To assess the impact of mono-unsaturated fatty acids consumption on death from cardiovascular disease and other causes, researchers from the used data from 63,412 women from the Nurses’ Health Study and 29,966 men from the Health Professionals Follow-Up Study. Both studies used detailed food-frequency questionnaires administered every four years to evaluate the composition of the participants’ diets.

During an average 22 years of follow-up, there were 20,672 deaths among participants, 4588 of which were from heart disease. The researchers found that participants with a higher intake of mono-unsaturated fatty acids from plants had a 16% lower risk of death from any cause compared to those with lower intakes. Those with a higher intake of mono-unsaturated fatty acids from animals had a 21% higher risk of death from any cause.

The researchers concluded that replacing saturated fats, refined carbohydrates, or trans fats with an equal number of calories (2–5% of the total) from mono-unsaturated fatty acids from plants might lower the risk of heart disease deaths and death from any cause between 10 and 15%.”
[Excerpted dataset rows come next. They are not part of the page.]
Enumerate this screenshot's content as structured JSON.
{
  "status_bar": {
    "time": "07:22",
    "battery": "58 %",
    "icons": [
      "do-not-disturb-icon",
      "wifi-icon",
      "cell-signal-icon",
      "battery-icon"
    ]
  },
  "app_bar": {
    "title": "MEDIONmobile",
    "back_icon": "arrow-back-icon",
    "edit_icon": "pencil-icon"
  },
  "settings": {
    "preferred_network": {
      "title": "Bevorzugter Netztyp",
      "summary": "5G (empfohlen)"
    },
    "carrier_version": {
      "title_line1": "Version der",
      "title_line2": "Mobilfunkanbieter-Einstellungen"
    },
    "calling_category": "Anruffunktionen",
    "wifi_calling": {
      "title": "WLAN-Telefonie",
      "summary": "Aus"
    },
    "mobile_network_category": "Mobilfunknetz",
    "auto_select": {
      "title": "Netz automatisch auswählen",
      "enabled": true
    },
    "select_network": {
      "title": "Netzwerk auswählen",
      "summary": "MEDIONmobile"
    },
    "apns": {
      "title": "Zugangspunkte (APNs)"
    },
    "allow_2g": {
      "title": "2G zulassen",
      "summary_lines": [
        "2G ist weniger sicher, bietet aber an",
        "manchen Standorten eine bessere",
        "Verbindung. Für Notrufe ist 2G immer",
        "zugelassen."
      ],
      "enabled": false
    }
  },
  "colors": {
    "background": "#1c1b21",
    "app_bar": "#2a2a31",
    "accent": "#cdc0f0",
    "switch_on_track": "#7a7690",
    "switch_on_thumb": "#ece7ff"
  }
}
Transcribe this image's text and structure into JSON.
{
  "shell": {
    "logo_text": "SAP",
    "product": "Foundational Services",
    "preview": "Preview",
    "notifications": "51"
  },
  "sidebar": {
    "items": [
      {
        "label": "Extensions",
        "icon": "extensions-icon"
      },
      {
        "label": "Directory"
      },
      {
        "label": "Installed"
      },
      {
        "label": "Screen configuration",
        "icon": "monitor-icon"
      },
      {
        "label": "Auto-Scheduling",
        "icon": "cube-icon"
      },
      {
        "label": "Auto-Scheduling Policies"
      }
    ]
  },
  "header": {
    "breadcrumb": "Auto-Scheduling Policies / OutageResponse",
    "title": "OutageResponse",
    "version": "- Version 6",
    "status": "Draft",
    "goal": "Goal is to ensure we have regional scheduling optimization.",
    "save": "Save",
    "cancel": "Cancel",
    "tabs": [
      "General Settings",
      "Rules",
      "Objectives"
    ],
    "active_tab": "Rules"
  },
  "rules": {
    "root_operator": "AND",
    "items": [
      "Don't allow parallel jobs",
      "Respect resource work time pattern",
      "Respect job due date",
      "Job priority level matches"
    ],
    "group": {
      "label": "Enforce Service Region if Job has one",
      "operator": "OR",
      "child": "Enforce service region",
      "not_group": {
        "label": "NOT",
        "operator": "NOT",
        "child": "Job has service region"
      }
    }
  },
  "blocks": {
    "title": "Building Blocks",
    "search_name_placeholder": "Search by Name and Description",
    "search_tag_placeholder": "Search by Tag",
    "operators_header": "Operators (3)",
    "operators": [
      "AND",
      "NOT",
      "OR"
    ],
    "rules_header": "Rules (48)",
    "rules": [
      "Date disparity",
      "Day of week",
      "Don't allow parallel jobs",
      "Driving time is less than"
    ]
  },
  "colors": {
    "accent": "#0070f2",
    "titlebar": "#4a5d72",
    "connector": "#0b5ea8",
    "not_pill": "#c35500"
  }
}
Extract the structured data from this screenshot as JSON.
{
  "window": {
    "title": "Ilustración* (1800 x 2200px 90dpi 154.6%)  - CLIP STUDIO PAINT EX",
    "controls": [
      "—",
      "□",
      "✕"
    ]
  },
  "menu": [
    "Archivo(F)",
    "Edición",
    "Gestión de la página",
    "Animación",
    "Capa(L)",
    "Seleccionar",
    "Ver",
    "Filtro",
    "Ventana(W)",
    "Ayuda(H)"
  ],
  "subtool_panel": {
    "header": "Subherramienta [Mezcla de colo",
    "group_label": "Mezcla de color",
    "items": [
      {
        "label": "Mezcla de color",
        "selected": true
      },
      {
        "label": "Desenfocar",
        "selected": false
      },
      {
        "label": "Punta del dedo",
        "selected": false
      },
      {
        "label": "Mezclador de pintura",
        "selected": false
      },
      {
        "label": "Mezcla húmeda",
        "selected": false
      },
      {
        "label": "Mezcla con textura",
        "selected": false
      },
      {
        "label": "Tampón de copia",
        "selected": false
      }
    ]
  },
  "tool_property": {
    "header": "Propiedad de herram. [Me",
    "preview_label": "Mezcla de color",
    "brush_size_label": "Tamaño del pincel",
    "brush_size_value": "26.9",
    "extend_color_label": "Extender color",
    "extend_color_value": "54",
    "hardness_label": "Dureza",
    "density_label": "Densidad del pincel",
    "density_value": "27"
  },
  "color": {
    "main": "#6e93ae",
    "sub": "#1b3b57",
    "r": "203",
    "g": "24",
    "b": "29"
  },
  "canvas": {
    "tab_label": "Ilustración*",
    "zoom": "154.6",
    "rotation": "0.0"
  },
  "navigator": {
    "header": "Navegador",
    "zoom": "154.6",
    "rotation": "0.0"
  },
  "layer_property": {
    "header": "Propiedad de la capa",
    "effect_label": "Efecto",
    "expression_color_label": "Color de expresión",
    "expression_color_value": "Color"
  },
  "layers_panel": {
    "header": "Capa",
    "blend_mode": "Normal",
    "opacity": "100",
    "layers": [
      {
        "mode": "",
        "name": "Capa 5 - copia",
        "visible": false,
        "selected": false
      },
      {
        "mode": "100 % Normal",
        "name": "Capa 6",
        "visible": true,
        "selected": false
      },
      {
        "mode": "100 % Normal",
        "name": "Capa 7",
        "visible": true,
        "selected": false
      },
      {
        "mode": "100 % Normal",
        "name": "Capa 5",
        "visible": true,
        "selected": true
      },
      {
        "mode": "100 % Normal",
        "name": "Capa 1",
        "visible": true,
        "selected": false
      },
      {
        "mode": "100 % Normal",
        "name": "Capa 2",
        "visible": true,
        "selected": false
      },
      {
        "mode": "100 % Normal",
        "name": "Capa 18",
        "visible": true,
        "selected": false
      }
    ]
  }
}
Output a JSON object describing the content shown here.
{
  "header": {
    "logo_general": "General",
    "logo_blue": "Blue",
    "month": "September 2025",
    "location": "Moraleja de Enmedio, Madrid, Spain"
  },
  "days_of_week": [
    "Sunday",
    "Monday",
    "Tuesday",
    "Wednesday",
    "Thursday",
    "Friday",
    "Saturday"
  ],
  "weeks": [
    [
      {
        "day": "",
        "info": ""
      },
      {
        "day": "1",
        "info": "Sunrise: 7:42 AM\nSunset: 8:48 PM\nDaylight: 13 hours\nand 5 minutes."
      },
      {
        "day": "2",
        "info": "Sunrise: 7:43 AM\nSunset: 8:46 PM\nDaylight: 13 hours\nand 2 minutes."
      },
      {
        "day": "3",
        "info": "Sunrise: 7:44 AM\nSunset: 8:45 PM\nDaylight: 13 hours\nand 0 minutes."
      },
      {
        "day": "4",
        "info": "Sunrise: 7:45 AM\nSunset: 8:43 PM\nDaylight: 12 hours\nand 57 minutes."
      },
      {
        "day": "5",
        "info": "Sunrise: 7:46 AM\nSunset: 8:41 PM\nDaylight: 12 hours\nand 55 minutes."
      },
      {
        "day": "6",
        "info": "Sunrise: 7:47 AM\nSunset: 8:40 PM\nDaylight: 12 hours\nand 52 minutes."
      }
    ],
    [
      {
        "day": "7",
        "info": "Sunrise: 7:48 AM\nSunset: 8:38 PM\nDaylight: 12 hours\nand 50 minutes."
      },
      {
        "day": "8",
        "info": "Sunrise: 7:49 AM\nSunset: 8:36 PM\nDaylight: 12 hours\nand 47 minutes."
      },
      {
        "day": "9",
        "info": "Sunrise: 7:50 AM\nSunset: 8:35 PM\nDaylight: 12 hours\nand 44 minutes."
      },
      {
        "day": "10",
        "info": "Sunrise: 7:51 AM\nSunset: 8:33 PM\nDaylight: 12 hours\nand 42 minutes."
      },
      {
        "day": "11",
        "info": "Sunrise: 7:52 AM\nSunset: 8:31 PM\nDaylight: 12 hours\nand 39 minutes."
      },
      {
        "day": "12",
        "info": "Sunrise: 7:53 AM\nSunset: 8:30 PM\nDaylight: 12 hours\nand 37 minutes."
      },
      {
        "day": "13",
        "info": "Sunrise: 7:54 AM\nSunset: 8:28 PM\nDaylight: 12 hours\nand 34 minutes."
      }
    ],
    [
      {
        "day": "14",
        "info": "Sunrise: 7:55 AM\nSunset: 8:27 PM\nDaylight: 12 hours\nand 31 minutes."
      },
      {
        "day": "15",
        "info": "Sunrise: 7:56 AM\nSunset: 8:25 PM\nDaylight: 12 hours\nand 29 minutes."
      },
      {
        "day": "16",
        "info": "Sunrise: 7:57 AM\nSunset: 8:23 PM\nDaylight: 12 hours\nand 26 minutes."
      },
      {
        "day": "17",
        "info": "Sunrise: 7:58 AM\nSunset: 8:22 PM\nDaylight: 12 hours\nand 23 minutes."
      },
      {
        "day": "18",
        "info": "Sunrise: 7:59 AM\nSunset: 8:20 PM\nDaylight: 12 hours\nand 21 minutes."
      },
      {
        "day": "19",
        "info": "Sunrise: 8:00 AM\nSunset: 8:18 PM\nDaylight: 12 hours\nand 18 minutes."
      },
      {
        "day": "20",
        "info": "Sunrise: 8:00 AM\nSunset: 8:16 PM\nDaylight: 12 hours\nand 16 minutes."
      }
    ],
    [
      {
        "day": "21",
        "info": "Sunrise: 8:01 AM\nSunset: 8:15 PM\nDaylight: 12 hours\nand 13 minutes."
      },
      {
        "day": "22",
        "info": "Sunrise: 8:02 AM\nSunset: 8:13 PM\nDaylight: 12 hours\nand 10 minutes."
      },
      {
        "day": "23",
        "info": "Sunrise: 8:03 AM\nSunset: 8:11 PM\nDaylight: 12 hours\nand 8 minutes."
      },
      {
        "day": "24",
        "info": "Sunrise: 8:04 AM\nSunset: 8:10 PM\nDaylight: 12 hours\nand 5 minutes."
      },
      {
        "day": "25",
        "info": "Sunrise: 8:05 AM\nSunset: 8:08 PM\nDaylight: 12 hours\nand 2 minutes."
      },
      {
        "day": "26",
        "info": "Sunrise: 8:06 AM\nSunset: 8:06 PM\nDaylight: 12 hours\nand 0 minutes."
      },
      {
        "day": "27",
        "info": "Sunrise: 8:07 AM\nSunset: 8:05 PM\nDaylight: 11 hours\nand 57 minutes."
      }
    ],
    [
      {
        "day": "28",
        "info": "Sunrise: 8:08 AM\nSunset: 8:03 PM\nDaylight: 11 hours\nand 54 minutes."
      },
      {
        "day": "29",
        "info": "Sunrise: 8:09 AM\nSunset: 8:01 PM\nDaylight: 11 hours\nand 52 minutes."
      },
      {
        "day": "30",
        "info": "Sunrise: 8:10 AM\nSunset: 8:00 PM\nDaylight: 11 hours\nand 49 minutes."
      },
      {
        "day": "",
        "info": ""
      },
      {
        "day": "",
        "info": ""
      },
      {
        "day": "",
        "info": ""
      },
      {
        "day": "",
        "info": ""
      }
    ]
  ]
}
Dr. D.


More reasons the Mediterranean diet is good

April 16, 2018

A diet that is Mediterranean style, and rich in vegetables and fermented milk products such as yogurt, along with coffee, tea and chocolate, is associated with greater gut microbial diversity and a lower risk of hospitalization in patients with liver cirrhosis.  The study, which enrolled almost 300 individuals in the USA and Turkey, showed that the entire Turkish cohort, including healthy individuals as well as those with compensated and decompensated cirrhosis, had a significantly higher microbial diversity than their counterparts in the USA.”

Dr. D.


It’s not just us, mice binge on chocolate as well

April 11, 2018

Mice fed on a high fat or chocolate-based diet show abnormal feeding behaviours such as snacking, bingeing and disrupted eating patterns, according to new research from scientists at the Centre for Genomic Regulation (CRG) and the Pompeu Fabra University (UPF) in Barcelona, Spain. The findings of two studies published back-to-back in the journal Addiction Biology help to explain the behavioural triggers leading to obesity and point towards new ideas for preventing weight gain.”

Dr. D.


Does coffee really cause cancer? Or only in California?

April 11, 2018

Fortuitously, or ironically, depending on the native relationship between your cheek and tongue, a review of the health effects of coffee was published in the widely circulated Today’s Dietitian almost exactly concurrent with the California verdict. This summary, citing the most significant of recent research publications, concludes that but for select populations such as pregnant women, there is a strong suggestion of net health benefit from routine coffee consumption. That benefit even extends to an apparent reduction in overall risk of cancer, potentially related to a synergistic effect between caffeine and antioxidant compounds, although the mechanisms are still speculative.

Here’s why the California judge’s ruling was a bad idea

Dr. D.